Regional Reviews: New Jersey
Samuel Beckett's Brilliant and Bleak
Also see Bob's review of Meet Me in St. Louis
Winnie is imprisoned under the hot sun, buried up to her waist in a mound of earth. She begins her day when she hears "the bell for waking" and cannot end it until "the bell for sleep" sounds. Behind a pile of earth to her right, largely out of our view and facing the back of the stage is her husband, Willie. Willie is failing rapidly. His skin is raw from the sun, and when he returns a sheltering handkerchief to the top of his head, it is drenched in blood. Winnie repeated tries to get Willie to speak to her. She only occasionally succeeds in coaxing a few words from him. They are likely as not to be read from a classified ad in the newspaper which he is reading. It is clearly the final, loveless phase of a long marriage. Winnie, who chatters endlessly, has a pocketbook from which she withdraws a comb, a hairbrush and other personal grooming items with which she keeps up her appearance. She also withdraws a music box which plays "The Merry Widow Waltz," a parasol to protect herself from the sun (which is rendered useless as it flares into flame) and an ominous revolver. She reminds Willie that he had asked her to take it away to prevent him from taking himself out of his misery. Winnie tries to keep her spirits up by interpreting any happening (i.e., not feeling pain) as a sign that she is experiencing a heavenly, happy day. However, she is filled with anxiety and fear, and it becomes increasingly difficult for her to sustain optimism. Her greatest fear is of losing Willie:

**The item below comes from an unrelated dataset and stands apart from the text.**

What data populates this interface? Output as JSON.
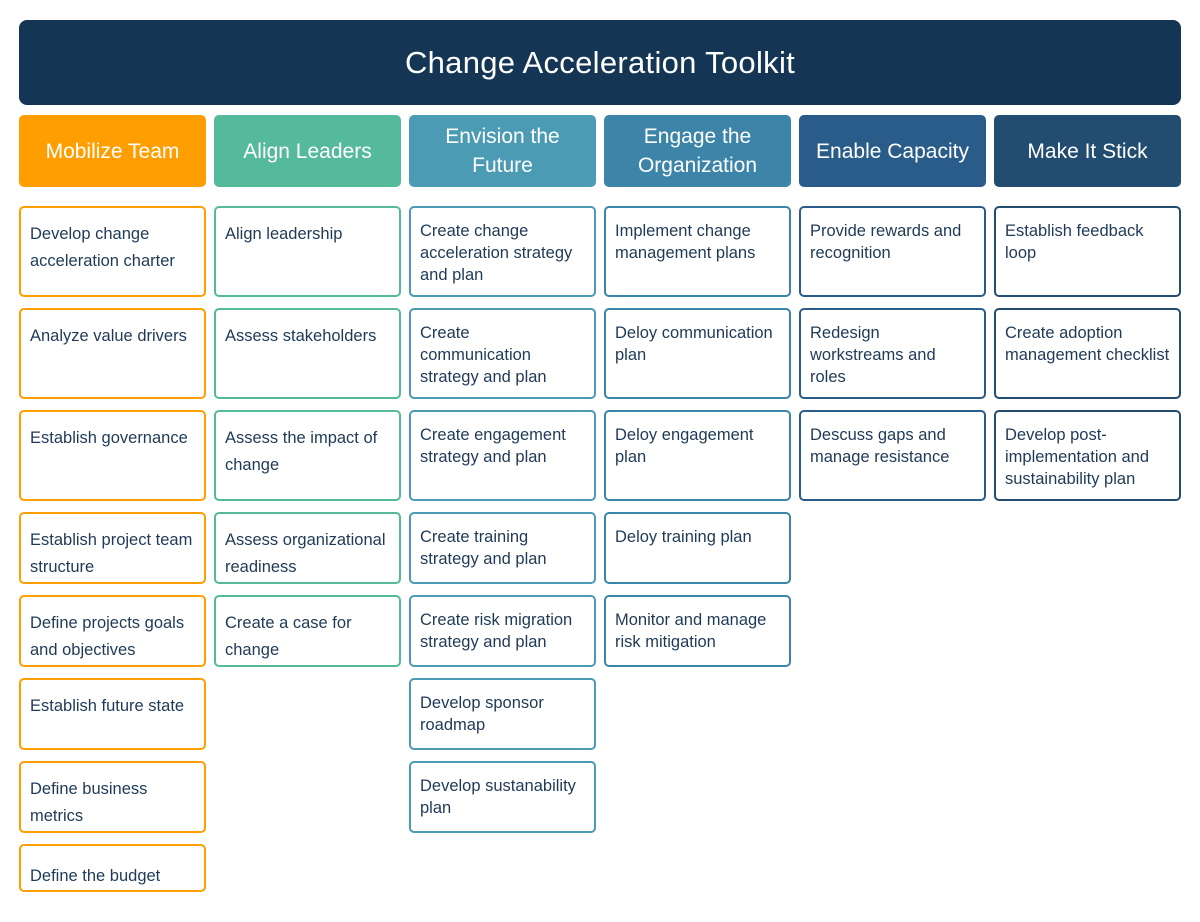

If only I were happy to prattle away with none to hear, That you hear, although you rarely respond, let's me go on ... You're going to speak to me today. It's another happy day.
At the beginning of the shorter second act, we find Winnie now disheveled and older looking, buried up to her neck in the mound of earth. Willie is no longer in sight or responding to Winnie. He apparently has died. Winnie grows increasingly frantic and desperate. When there is a sound, it helps get her through the day. Her greatest fear now is that she is losing her mind. She remembers her childhood. The bells for waking and sleeping sound with ever more rapidity. Winnie awaits "the eternal dark." Willie reappears, crawling toward her, dressed in the tuxedo that he wore for their wedding. Is he reaching for Winnie or for the revolver which lies near her?
Thom Molyneaux has directed, seemingly following Beckett's directorial details as required by the Beckett estate (including the set design of Greg Cilmi). The direction is supple and clean, and the performances elicited are excellent. Mona Hennessey's Winnie has a musical Irish accent, and her words flow with natural ease. When Winnie's fears spiral out of control, we feel her anxiety in our bones. Unlike a naturalistic play where ideally we would go from a very specific individual situation and find the universality of it, in the theatre of the absurd, we have metaphorical characters and situations which reflect universal conditions. Mona Hennessey (and likely all great Winnies) makes the metaphor into a recognizable human. T.C. Tanis lends solid support as Willie.
The 1961 Happy Days is a jewel of the golden era of the Theatre of the Absurd. Mona Hennessy is giving an outstanding performance. Unlike some of the avant-garde theatre of that era, Happy Days remains fresh and relevant, even cutting edge. It is also minimalist and unremittingly despairing.
Happy Days continues performances (Thurs. Sat. 8 p.m./ Sun. 3 p.m.) through November 18, 2007 at the Garage Theatre Group Becton Theatre on the campus of Fairleigh Dickinson University, 960 River Road, Teaneck, NJ. Box Office: P.O. Box 252, Tenafly, NJ 07670; 201-569-7710. online: www.GarageTheatre.org.
Happy Days by Samuel Beckett; directed by Thom Molyneaux